An article by Emiko Terazono in The Financial Times reported on February 4th that global food prices have reached their highest level in almost seven years. It claims that analysts are starting to get concerned. “It could become a big issue for less prosperous countries which depend on imports for food,” it quotes Abdolreza Abbassian, Senior Economist at the Food and Agriculture Organisation (FAO) of the UN, as saying.
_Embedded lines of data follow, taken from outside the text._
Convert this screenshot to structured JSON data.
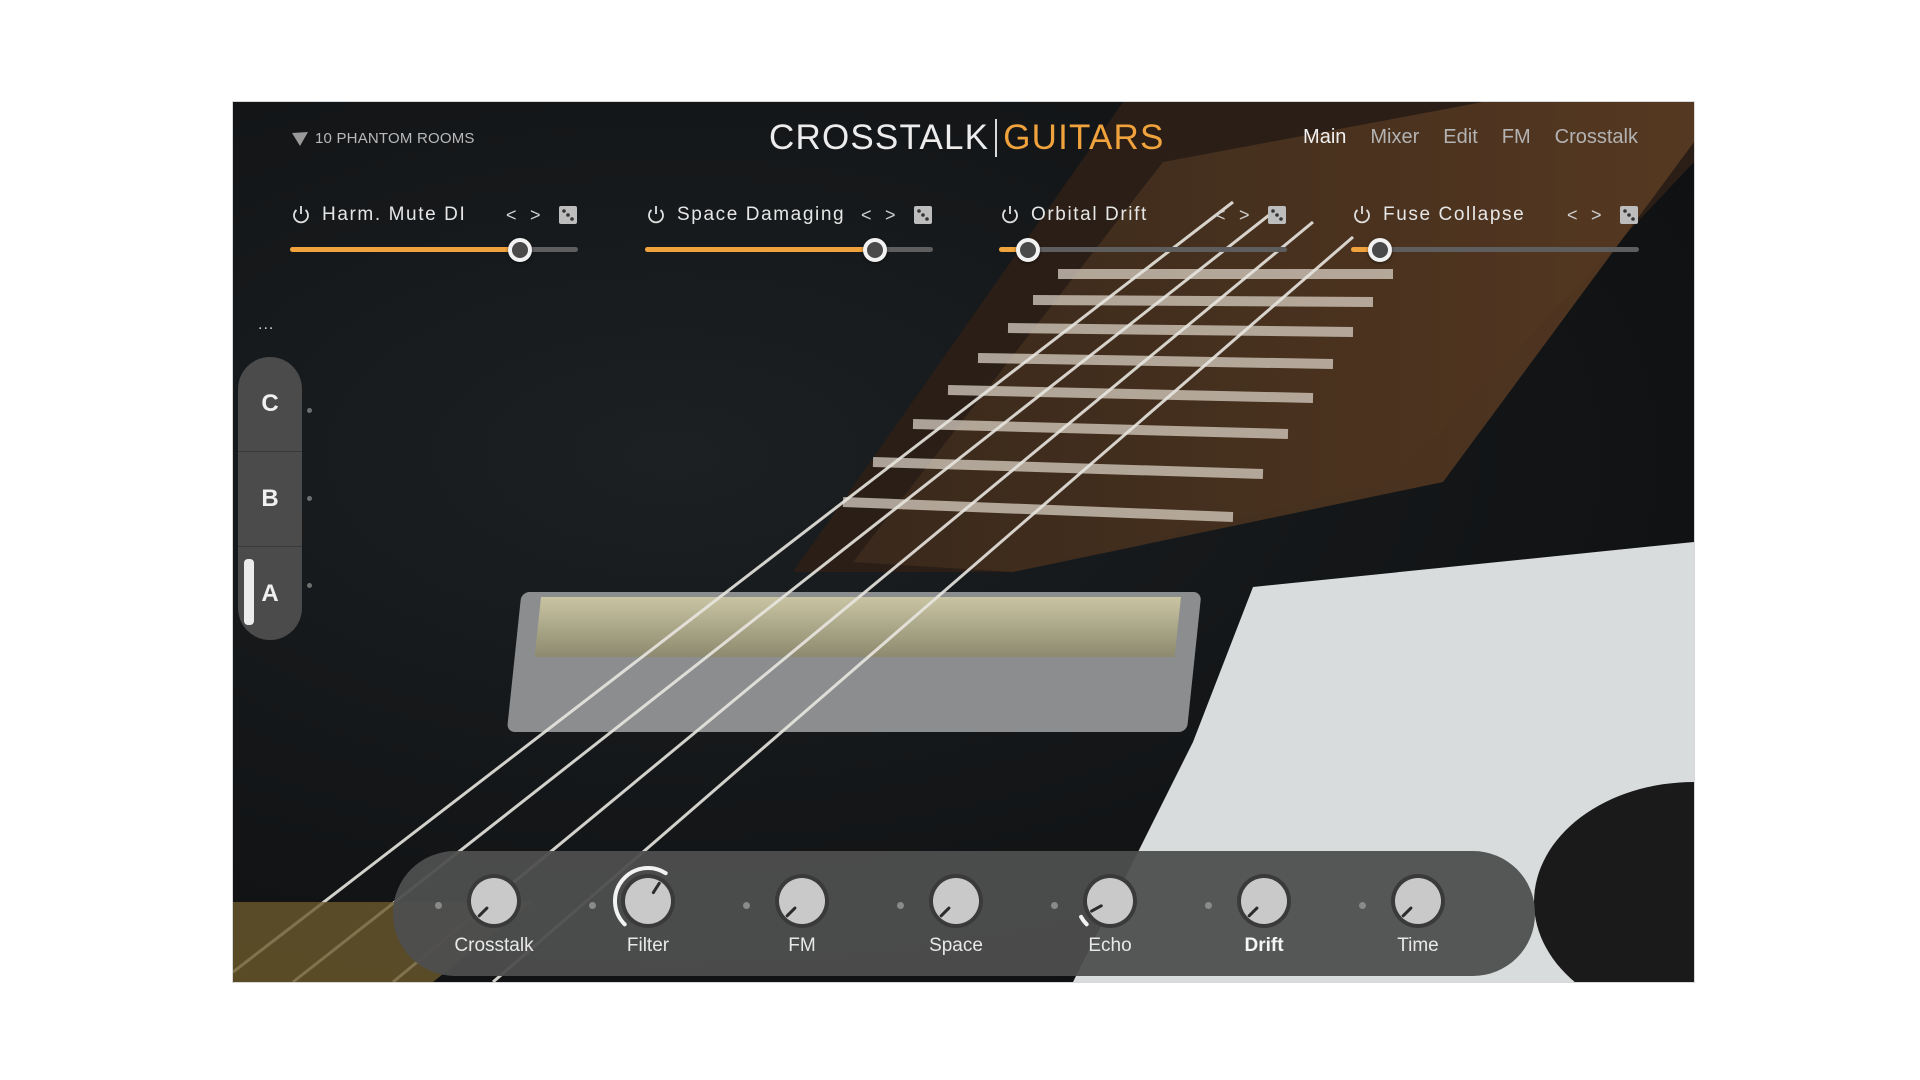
{
  "brand": {
    "logo_icon": "phantom-logo-icon",
    "name": "10 PHANTOM ROOMS"
  },
  "title": {
    "part1": "CROSSTALK",
    "part2": "GUITARS",
    "accent": "#f0a23c"
  },
  "nav": [
    {
      "label": "Main",
      "active": true
    },
    {
      "label": "Mixer",
      "active": false
    },
    {
      "label": "Edit",
      "active": false
    },
    {
      "label": "FM",
      "active": false
    },
    {
      "label": "Crosstalk",
      "active": false
    }
  ],
  "slots": [
    {
      "name": "Harm. Mute DI",
      "value": 0.8,
      "prev": "<",
      "next": ">"
    },
    {
      "name": "Space Damaging",
      "value": 0.8,
      "prev": "<",
      "next": ">"
    },
    {
      "name": "Orbital Drift",
      "value": 0.1,
      "prev": "<",
      "next": ">"
    },
    {
      "name": "Fuse Collapse",
      "value": 0.1,
      "prev": "<",
      "next": ">"
    }
  ],
  "side": {
    "more": "...",
    "buttons": [
      "C",
      "B",
      "A"
    ],
    "active": "A"
  },
  "knobs": [
    {
      "label": "Crosstalk",
      "value": 0.0,
      "ring": false,
      "bold": false
    },
    {
      "label": "Filter",
      "value": 0.62,
      "ring": true,
      "bold": false
    },
    {
      "label": "FM",
      "value": 0.0,
      "ring": false,
      "bold": false
    },
    {
      "label": "Space",
      "value": 0.0,
      "ring": false,
      "bold": false
    },
    {
      "label": "Echo",
      "value": 0.06,
      "ring": true,
      "bold": false
    },
    {
      "label": "Drift",
      "value": 0.0,
      "ring": false,
      "bold": true
    },
    {
      "label": "Time",
      "value": 0.0,
      "ring": false,
      "bold": false
    }
  ]
}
The article suggests that there are a number of reasons for the price rise, not all of them directly related to the current pandemic. China, for instance, is seeking to restore its grain reserves and rebuild a hog herd that was decimated by African swine fever. This is an illustration of the way in which an increased demand for meat can lead to increased demand for grain as feed. There are factors to do with the climate, like dry weather in South America. There’s the effect of export tariffs imposed by Russia in order to keep its home-grown grain within the country for the domestic market, of positive sentiment in equity markets and rising oil-price forecasts, not to mention factors that are clearly affected by the pandemic and the level of international stability, such as shipping costs. If the Financial Times article does one thing, it shows how many different considerations influence even the price of a particular commodity such as grain. And that in itself suggests the likelihood of volatility in years to come.
In such circumstances, one would obviously expect countries to take precautionary measures. Indeed, the article talks about the way the pandemic has prompted countries reliant on imports of food staples to boost government-held inventories in grains and oilseeds such as soyabeans, as well as sugar. Yet the same article refers to a warning from the FAO that grain inventories are at their lowest level in five years, making markets ‘more vulnerable to production shortfalls.’ Which brings us back to Abdolrezza Abbassian’s comment about “less prosperous countries which depend on imports for food.” In other words, we’ll be in a situation where some countries desperately need to import food, can’t afford to pay for it and while their citizens go hungry rely on emergency food distribution organised from afar and often ineffective.
Grain prices may go down just as they’ve gone up. China, which has historically bought about 3m to 5m tonnes of corn a year, imported a record 11m tonnes in 2020, but this large increase may not be sustained. If it isn’t, demand will fall and the price may stabilise. But on the other hand, China may want even more grain in 2021. It is noteworthy that in the case of China the Financial Times article does not talk about ‘inventories.’ It talks about ‘reserves.’ In other words, China goes for a ‘Just-in-case’ approach rather than ‘Just-in-time’. The rest of the world seems prepared to muddle through and fly to emergency measures if there’s a crisis. What is the sense of that, when a system of buffer stocks could help to iron out the bumps that are bound to be a characteristic of food prices in times to come?